Insurance: AfDB signs agreement with the African Risk Capacity

May 30, 2016

The two institutions will cooperate in their response to natural disasters.

The African Development Bank (ADB) has signed a letter of intent with the African Risk Capacity (ARC) to strengthen cooperation in the field of insurance.

The ARC is a mutual insurance company founded by 26 African states in 2012, which aims to cover 30 countries and 160 million Africans by 2020 against the risk of drought, flood or cyclone.

This agreement marks the intention of both parties "to cooperate in the areas of planning, preparation and response to weather events and natural disasters," according to a statement seen by Jeune Afrique.

In addition, a Memorandum of Understanding was also signed between the ARC and the Inter-African Conference on Insurance Markets (Cima), which provides "training to insurers, the establishment of joint working groups to study and implement strategies related to index insurance and the promotion of insurance products based on climate indices."

So far, seven African countries endorsed the ARC insurance against drought, namely Niger, Senegal, Gambia, Mali, Malawi, Mauritania and Kenya.

According to a study led by Columbia University and the research group Climate Change, Agriculture and Food Security (CCAFS), new types of insurance are doing a better job at protecting small farmers.

More farmers are able to obtain coverage than before due to a switch to index insurance from traditional indemnity insurance, where the size of payouts is based on specific losses faced by a client.

The new index model allows farmers to buy insurance so they receive a payout if the amount of rainfall in a given period increases or decreases beyond acceptable levels, or if average crop yields in a certain region drop below an acceptable level.
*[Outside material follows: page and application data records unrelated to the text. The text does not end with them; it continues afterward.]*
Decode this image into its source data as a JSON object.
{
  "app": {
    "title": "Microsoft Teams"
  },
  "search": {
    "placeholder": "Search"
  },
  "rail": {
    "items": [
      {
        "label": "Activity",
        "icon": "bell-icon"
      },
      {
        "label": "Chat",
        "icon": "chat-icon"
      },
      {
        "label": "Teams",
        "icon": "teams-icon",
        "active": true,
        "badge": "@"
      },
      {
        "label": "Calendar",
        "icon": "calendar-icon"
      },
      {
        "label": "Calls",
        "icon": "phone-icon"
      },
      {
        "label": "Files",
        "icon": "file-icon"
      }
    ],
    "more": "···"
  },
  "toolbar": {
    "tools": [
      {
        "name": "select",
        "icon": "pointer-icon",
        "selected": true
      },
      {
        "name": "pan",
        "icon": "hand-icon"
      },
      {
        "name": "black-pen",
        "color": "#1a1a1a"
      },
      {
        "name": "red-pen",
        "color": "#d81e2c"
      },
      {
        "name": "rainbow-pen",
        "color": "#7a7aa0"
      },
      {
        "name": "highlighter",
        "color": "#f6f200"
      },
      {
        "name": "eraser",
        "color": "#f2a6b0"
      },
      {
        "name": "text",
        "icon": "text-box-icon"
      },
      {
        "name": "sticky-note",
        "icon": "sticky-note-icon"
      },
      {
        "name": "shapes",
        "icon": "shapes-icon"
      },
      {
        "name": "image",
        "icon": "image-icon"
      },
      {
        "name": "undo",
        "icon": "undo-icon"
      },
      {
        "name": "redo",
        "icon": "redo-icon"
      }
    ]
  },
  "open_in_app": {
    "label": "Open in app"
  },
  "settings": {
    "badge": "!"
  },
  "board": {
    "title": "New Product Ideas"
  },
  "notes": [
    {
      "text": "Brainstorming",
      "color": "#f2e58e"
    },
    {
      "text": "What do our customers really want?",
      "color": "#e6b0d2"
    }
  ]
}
Until now, it was not viable for traditional insurers to assess and cover many small farms with low margins, as it was not worthwhile to investigate claims, the study said.ADNFCR-2976-ID-801819352-ADNFCR